— What to produce —
Count the lines in the records that hold the string "Counties". Only the number should be given.

— Source records —
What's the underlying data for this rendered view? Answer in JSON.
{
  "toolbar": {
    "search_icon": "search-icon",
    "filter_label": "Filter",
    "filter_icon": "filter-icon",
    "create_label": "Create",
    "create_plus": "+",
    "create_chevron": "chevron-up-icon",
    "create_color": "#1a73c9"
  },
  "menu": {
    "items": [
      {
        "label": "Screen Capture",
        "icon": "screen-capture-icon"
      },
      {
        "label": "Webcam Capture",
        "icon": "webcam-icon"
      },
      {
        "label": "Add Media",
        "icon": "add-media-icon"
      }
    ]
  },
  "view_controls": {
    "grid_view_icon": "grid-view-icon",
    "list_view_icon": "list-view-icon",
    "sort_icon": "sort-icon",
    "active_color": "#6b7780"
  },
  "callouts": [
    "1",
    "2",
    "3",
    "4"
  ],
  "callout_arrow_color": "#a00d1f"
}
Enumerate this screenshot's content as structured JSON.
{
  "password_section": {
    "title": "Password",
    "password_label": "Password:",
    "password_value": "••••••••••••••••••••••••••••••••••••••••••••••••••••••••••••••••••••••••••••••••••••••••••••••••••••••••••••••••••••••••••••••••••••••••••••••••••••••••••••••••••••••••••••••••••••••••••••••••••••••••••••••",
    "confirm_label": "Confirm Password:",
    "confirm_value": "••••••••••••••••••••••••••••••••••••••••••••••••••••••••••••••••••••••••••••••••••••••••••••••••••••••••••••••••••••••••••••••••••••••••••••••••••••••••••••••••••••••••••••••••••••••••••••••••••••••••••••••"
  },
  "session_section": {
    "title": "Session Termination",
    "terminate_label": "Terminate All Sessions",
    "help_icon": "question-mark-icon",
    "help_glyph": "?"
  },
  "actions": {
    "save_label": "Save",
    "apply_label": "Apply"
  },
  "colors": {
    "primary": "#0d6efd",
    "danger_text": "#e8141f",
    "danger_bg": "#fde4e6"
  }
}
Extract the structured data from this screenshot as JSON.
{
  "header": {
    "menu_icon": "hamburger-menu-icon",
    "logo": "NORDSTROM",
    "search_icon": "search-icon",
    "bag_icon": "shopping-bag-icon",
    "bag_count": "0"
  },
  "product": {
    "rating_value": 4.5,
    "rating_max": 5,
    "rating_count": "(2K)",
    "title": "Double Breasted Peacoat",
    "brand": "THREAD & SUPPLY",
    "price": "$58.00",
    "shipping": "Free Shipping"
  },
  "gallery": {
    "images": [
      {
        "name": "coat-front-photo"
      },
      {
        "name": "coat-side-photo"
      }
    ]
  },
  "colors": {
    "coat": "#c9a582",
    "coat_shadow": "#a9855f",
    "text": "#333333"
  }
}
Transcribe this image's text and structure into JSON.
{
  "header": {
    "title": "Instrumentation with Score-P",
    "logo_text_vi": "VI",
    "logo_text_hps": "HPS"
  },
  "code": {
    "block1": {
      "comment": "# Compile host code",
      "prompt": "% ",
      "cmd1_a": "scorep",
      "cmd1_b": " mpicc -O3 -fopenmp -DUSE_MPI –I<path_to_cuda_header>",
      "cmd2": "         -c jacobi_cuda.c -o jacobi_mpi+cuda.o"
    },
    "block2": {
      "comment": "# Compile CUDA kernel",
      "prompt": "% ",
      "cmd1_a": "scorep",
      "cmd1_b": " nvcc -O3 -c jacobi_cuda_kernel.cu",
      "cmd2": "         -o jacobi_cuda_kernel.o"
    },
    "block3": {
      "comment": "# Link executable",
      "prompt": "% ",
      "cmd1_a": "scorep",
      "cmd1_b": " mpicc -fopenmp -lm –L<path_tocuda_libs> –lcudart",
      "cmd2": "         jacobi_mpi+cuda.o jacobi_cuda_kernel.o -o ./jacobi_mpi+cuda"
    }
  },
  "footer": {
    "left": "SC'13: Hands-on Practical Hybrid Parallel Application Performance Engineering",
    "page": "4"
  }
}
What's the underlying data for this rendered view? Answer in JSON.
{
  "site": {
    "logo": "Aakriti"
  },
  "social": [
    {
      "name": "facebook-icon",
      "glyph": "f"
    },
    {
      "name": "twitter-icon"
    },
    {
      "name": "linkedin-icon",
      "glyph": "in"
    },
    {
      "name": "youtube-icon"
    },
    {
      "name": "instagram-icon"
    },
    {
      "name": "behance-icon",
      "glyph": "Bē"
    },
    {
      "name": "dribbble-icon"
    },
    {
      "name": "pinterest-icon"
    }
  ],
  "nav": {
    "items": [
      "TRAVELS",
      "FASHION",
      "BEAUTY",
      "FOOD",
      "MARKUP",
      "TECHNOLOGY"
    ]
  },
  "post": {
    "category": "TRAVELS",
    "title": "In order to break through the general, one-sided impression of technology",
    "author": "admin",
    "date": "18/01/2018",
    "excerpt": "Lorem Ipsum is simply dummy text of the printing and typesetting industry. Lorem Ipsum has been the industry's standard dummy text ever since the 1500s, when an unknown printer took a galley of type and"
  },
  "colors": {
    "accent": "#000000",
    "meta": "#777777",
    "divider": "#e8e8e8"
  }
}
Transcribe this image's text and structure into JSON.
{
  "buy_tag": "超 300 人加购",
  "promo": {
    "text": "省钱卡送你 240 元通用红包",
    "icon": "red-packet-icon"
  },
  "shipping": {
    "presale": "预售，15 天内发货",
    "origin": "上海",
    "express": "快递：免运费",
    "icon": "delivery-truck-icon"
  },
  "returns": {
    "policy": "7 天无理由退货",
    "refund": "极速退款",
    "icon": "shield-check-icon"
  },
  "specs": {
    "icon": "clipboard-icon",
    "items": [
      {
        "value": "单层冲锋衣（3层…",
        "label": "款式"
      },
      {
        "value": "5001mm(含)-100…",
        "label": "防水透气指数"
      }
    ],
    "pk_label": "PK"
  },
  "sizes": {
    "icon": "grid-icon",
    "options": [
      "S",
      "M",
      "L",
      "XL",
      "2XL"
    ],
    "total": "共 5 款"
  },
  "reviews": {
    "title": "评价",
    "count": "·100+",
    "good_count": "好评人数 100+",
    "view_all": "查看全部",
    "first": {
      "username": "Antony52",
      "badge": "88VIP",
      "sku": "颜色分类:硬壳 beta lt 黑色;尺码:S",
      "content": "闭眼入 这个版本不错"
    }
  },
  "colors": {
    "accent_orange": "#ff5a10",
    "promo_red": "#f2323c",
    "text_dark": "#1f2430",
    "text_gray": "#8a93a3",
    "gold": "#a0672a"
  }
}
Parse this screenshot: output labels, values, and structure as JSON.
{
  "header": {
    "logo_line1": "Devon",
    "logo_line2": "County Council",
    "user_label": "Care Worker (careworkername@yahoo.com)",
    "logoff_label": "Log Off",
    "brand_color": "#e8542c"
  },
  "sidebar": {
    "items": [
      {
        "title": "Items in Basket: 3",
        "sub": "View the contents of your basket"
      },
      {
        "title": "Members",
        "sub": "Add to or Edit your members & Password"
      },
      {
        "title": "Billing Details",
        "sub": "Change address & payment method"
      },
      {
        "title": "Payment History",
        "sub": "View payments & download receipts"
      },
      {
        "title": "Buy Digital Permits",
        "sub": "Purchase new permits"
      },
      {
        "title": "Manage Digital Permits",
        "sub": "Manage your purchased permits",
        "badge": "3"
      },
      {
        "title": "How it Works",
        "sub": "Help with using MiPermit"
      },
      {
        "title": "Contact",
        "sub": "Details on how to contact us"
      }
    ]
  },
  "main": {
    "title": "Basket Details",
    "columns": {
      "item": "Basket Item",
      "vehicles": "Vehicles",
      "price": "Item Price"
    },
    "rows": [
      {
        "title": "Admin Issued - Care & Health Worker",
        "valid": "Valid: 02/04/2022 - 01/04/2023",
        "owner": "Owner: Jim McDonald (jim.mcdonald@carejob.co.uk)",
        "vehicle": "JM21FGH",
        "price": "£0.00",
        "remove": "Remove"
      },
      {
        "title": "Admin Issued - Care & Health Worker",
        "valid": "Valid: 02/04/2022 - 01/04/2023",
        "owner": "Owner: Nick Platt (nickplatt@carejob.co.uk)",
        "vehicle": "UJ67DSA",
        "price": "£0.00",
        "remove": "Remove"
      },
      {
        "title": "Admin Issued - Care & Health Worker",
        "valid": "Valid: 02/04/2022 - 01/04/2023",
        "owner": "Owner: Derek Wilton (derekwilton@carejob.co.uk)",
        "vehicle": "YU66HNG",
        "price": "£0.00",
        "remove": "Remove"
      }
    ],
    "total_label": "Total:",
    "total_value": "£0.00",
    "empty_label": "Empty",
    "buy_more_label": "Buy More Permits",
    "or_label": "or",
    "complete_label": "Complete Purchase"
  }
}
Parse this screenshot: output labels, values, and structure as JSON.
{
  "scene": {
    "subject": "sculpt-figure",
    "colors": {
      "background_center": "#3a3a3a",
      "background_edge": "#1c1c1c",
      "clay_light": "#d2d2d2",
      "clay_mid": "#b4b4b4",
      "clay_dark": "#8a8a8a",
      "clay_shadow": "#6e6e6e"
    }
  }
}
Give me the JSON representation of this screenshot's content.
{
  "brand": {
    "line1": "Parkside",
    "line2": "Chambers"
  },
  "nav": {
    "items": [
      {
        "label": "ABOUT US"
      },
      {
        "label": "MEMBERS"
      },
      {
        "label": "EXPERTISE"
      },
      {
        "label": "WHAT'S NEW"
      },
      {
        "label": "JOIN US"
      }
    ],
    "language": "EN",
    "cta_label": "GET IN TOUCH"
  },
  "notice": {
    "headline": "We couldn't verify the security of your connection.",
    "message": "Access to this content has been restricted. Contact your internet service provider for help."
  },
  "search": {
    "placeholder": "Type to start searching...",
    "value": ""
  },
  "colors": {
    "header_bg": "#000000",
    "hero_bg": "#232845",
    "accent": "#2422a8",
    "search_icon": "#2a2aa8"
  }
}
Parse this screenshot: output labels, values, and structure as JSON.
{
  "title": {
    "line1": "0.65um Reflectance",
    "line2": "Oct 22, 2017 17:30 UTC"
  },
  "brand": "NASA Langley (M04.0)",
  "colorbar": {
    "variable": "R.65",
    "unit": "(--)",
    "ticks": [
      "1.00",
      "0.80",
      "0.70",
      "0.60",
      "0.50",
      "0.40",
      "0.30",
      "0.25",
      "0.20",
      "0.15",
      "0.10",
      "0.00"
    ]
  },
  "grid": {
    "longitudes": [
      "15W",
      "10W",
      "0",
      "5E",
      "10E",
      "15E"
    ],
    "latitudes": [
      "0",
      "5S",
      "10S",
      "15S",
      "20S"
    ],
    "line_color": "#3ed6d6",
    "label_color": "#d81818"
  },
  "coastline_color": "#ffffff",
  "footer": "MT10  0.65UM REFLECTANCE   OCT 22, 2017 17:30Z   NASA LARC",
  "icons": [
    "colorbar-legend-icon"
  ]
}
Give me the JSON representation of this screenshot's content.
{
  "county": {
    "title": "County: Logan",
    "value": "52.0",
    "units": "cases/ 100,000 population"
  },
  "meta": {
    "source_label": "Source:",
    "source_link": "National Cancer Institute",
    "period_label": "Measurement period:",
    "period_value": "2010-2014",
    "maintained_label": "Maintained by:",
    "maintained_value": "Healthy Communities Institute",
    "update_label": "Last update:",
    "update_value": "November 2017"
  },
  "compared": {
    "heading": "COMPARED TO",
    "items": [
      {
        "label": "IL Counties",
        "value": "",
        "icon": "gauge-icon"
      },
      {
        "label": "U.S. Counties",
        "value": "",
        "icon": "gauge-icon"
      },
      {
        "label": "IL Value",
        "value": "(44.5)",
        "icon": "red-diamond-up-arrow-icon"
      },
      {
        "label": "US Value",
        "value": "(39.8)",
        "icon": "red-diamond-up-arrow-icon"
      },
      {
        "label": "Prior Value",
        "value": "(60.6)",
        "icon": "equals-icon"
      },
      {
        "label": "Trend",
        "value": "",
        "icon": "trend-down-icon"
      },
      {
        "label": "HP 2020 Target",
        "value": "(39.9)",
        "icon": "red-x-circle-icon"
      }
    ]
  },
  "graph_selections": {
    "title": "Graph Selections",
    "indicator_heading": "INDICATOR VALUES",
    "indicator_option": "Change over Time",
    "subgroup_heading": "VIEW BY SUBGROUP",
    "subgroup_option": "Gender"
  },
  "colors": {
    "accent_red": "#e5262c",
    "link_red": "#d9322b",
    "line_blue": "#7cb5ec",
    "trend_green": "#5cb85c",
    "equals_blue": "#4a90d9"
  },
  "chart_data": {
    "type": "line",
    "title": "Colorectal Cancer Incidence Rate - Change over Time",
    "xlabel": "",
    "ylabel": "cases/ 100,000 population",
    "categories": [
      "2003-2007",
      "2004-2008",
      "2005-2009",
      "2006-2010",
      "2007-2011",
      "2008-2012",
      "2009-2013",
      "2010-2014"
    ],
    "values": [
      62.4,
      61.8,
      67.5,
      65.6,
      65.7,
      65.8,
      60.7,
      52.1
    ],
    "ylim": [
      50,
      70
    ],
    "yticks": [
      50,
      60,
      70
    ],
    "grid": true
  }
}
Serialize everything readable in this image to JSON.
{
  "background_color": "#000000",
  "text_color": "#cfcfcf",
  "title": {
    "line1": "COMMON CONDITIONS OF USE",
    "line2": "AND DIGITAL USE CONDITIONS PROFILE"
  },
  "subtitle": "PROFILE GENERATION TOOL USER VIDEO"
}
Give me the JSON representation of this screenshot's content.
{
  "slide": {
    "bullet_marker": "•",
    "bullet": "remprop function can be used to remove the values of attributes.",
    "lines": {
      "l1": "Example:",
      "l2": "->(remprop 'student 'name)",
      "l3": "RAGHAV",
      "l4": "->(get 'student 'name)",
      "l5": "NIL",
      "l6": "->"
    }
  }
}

— Exercise response —
2